### To do
Retype the entries exactly, but skip the pictures.

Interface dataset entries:
------------------------

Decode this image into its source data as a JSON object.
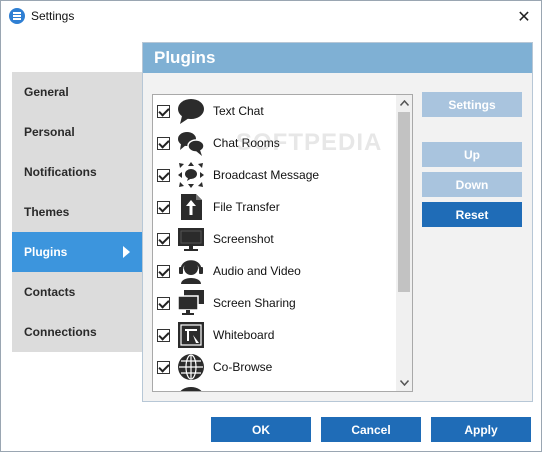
{
  "window": {
    "title": "Settings",
    "close_label": "✕"
  },
  "nav": {
    "items": [
      {
        "label": "General"
      },
      {
        "label": "Personal"
      },
      {
        "label": "Notifications"
      },
      {
        "label": "Themes"
      },
      {
        "label": "Plugins",
        "active": true
      },
      {
        "label": "Contacts"
      },
      {
        "label": "Connections"
      }
    ]
  },
  "panel": {
    "title": "Plugins"
  },
  "plugins": [
    {
      "label": "Text Chat",
      "icon": "text-chat-icon",
      "checked": true
    },
    {
      "label": "Chat Rooms",
      "icon": "chat-rooms-icon",
      "checked": true
    },
    {
      "label": "Broadcast Message",
      "icon": "broadcast-icon",
      "checked": true
    },
    {
      "label": "File Transfer",
      "icon": "file-transfer-icon",
      "checked": true
    },
    {
      "label": "Screenshot",
      "icon": "screenshot-icon",
      "checked": true
    },
    {
      "label": "Audio and Video",
      "icon": "audio-video-icon",
      "checked": true
    },
    {
      "label": "Screen Sharing",
      "icon": "screen-sharing-icon",
      "checked": true
    },
    {
      "label": "Whiteboard",
      "icon": "whiteboard-icon",
      "checked": true
    },
    {
      "label": "Co-Browse",
      "icon": "co-browse-icon",
      "checked": true
    }
  ],
  "side_buttons": {
    "settings": "Settings",
    "up": "Up",
    "down": "Down",
    "reset": "Reset"
  },
  "footer": {
    "ok": "OK",
    "cancel": "Cancel",
    "apply": "Apply"
  },
  "watermark": "SOFTPEDIA",
  "colors": {
    "accent": "#3c95dd",
    "primary_button": "#1f6cb7",
    "disabled_button": "#a9c4de",
    "panel_header": "#7fb0d4",
    "icon_dark": "#2b2b2b"
  }
}
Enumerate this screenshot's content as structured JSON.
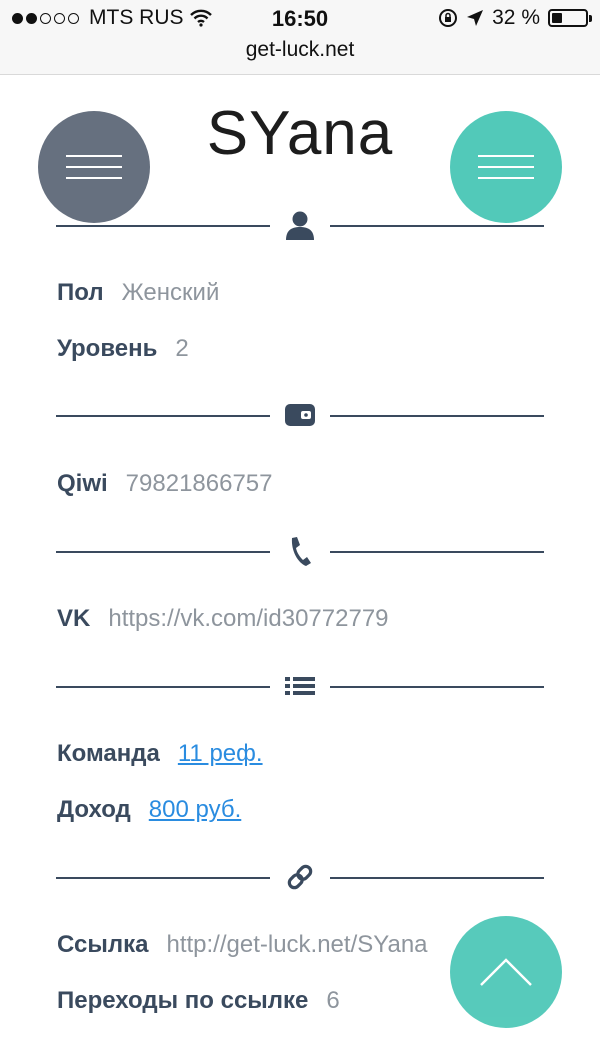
{
  "status_bar": {
    "carrier": "MTS RUS",
    "time": "16:50",
    "battery_percent": "32 %",
    "battery_level": 0.32,
    "signal_bars_filled": 2,
    "url": "get-luck.net"
  },
  "profile": {
    "username": "SYana"
  },
  "fields": {
    "gender_label": "Пол",
    "gender_value": "Женский",
    "level_label": "Уровень",
    "level_value": "2",
    "qiwi_label": "Qiwi",
    "qiwi_value": "79821866757",
    "vk_label": "VK",
    "vk_value": "https://vk.com/id30772779",
    "team_label": "Команда",
    "team_value": "11 реф.",
    "income_label": "Доход",
    "income_value": "800 руб.",
    "link_label": "Ссылка",
    "link_value": "http://get-luck.net/SYana",
    "clicks_label": "Переходы по ссылке",
    "clicks_value": "6"
  },
  "icons": {
    "user": "user-icon",
    "wallet": "wallet-icon",
    "phone": "phone-icon",
    "list": "list-icon",
    "link": "link-icon",
    "menu": "menu-icon",
    "scroll_top": "chevron-up-icon"
  },
  "colors": {
    "menu_left": "#66707f",
    "accent": "#52c9b9",
    "label": "#3a4a5e",
    "value": "#8e959d",
    "link": "#2a8ce0"
  }
}
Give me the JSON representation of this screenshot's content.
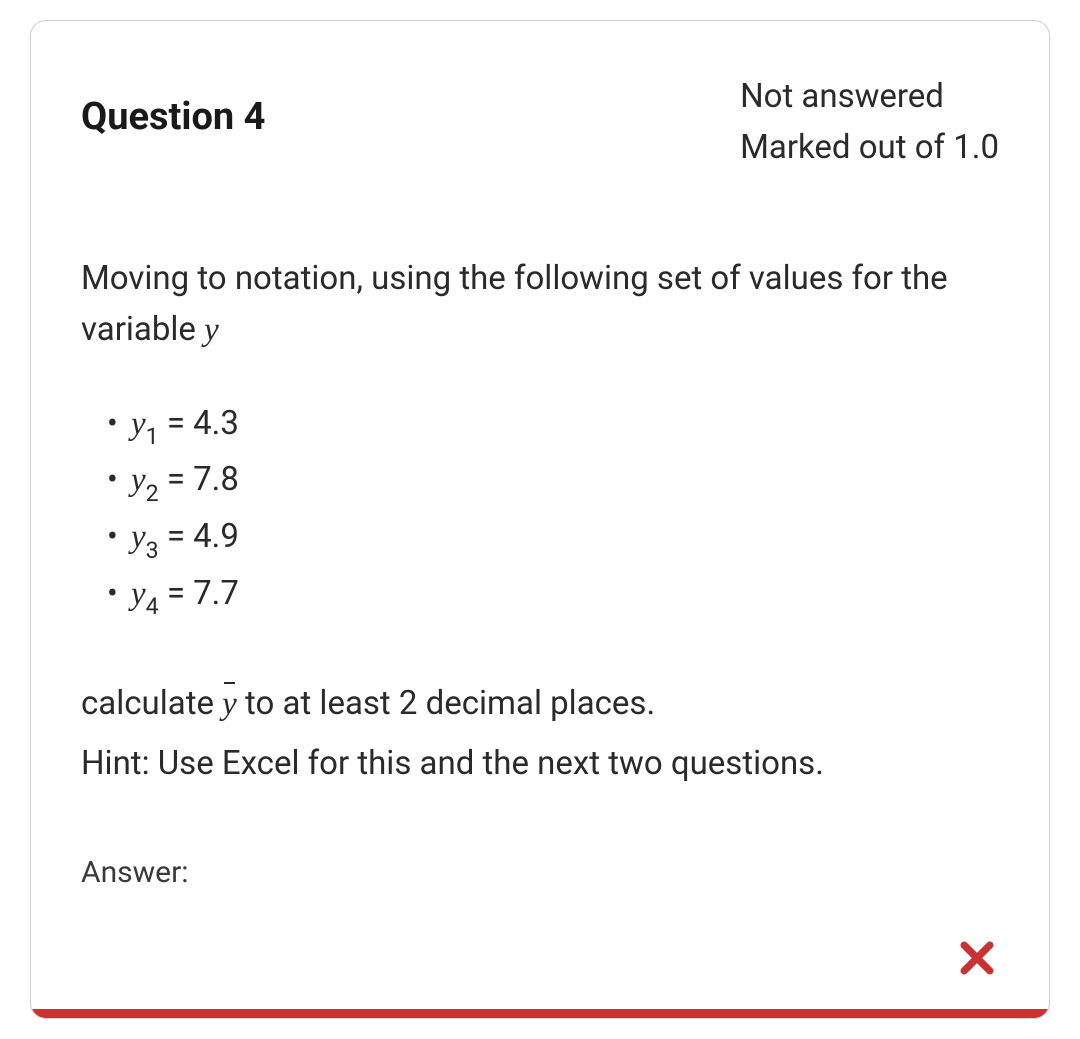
{
  "header": {
    "title": "Question 4",
    "status": "Not answered",
    "marks": "Marked out of 1.0"
  },
  "body": {
    "intro_prefix": "Moving to notation, using the following set of values for the variable ",
    "variable": "y",
    "values": [
      {
        "symbol": "y",
        "sub": "1",
        "value": "4.3"
      },
      {
        "symbol": "y",
        "sub": "2",
        "value": "7.8"
      },
      {
        "symbol": "y",
        "sub": "3",
        "value": "4.9"
      },
      {
        "symbol": "y",
        "sub": "4",
        "value": "7.7"
      }
    ],
    "calc_prefix": "calculate ",
    "ybar": "y",
    "calc_suffix": " to at least 2 decimal places.",
    "hint": "Hint: Use Excel for this and the next two questions.",
    "answer_label": "Answer:"
  },
  "colors": {
    "accent": "#c83232"
  }
}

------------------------

### Solution
Decode this image into its source data as a JSON object.
{
  "window": {
    "title": "Settings",
    "close_label": "✕"
  },
  "nav": {
    "items": [
      {
        "label": "General"
      },
      {
        "label": "Personal"
      },
      {
        "label": "Notifications"
      },
      {
        "label": "Themes"
      },
      {
        "label": "Plugins",
        "active": true
      },
      {
        "label": "Contacts"
      },
      {
        "label": "Connections"
      }
    ]
  },
  "panel": {
    "title": "Plugins"
  },
  "plugins": [
    {
      "label": "Text Chat",
      "icon": "text-chat-icon",
      "checked": true
    },
    {
      "label": "Chat Rooms",
      "icon": "chat-rooms-icon",
      "checked": true
    },
    {
      "label": "Broadcast Message",
      "icon": "broadcast-icon",
      "checked": true
    },
    {
      "label": "File Transfer",
      "icon": "file-transfer-icon",
      "checked": true
    },
    {
      "label": "Screenshot",
      "icon": "screenshot-icon",
      "checked": true
    },
    {
      "label": "Audio and Video",
      "icon": "audio-video-icon",
      "checked": true
    },
    {
      "label": "Screen Sharing",
      "icon": "screen-sharing-icon",
      "checked": true
    },
    {
      "label": "Whiteboard",
      "icon": "whiteboard-icon",
      "checked": true
    },
    {
      "label": "Co-Browse",
      "icon": "co-browse-icon",
      "checked": true
    }
  ],
  "side_buttons": {
    "settings": "Settings",
    "up": "Up",
    "down": "Down",
    "reset": "Reset"
  },
  "footer": {
    "ok": "OK",
    "cancel": "Cancel",
    "apply": "Apply"
  },
  "watermark": "SOFTPEDIA",
  "colors": {
    "accent": "#3c95dd",
    "primary_button": "#1f6cb7",
    "disabled_button": "#a9c4de",
    "panel_header": "#7fb0d4",
    "icon_dark": "#2b2b2b"
  }
}
Enumerate this screenshot's content as structured JSON.
{
  "status_bar": {
    "carrier": "MTS RUS",
    "time": "16:50",
    "battery_percent": "32 %",
    "battery_level": 0.32,
    "signal_bars_filled": 2,
    "url": "get-luck.net"
  },
  "profile": {
    "username": "SYana"
  },
  "fields": {
    "gender_label": "Пол",
    "gender_value": "Женский",
    "level_label": "Уровень",
    "level_value": "2",
    "qiwi_label": "Qiwi",
    "qiwi_value": "79821866757",
    "vk_label": "VK",
    "vk_value": "https://vk.com/id30772779",
    "team_label": "Команда",
    "team_value": "11 реф.",
    "income_label": "Доход",
    "income_value": "800 руб.",
    "link_label": "Ссылка",
    "link_value": "http://get-luck.net/SYana",
    "clicks_label": "Переходы по ссылке",
    "clicks_value": "6"
  },
  "icons": {
    "user": "user-icon",
    "wallet": "wallet-icon",
    "phone": "phone-icon",
    "list": "list-icon",
    "link": "link-icon",
    "menu": "menu-icon",
    "scroll_top": "chevron-up-icon"
  },
  "colors": {
    "menu_left": "#66707f",
    "accent": "#52c9b9",
    "label": "#3a4a5e",
    "value": "#8e959d",
    "link": "#2a8ce0"
  }
}
Give me the JSON representation of this screenshot's content.
{
  "header": {
    "title": "Question 4",
    "status": "Not answered",
    "marks": "Marked out of 1.0"
  },
  "body": {
    "intro_prefix": "Moving to notation, using the following set of values for the variable ",
    "variable": "y",
    "values": [
      {
        "symbol": "y",
        "sub": "1",
        "value": "4.3"
      },
      {
        "symbol": "y",
        "sub": "2",
        "value": "7.8"
      },
      {
        "symbol": "y",
        "sub": "3",
        "value": "4.9"
      },
      {
        "symbol": "y",
        "sub": "4",
        "value": "7.7"
      }
    ],
    "calc_prefix": "calculate ",
    "ybar": "y",
    "calc_suffix": " to at least 2 decimal places.",
    "hint": "Hint: Use Excel for this and the next two questions.",
    "answer_label": "Answer:"
  },
  "colors": {
    "accent": "#c83232"
  }
}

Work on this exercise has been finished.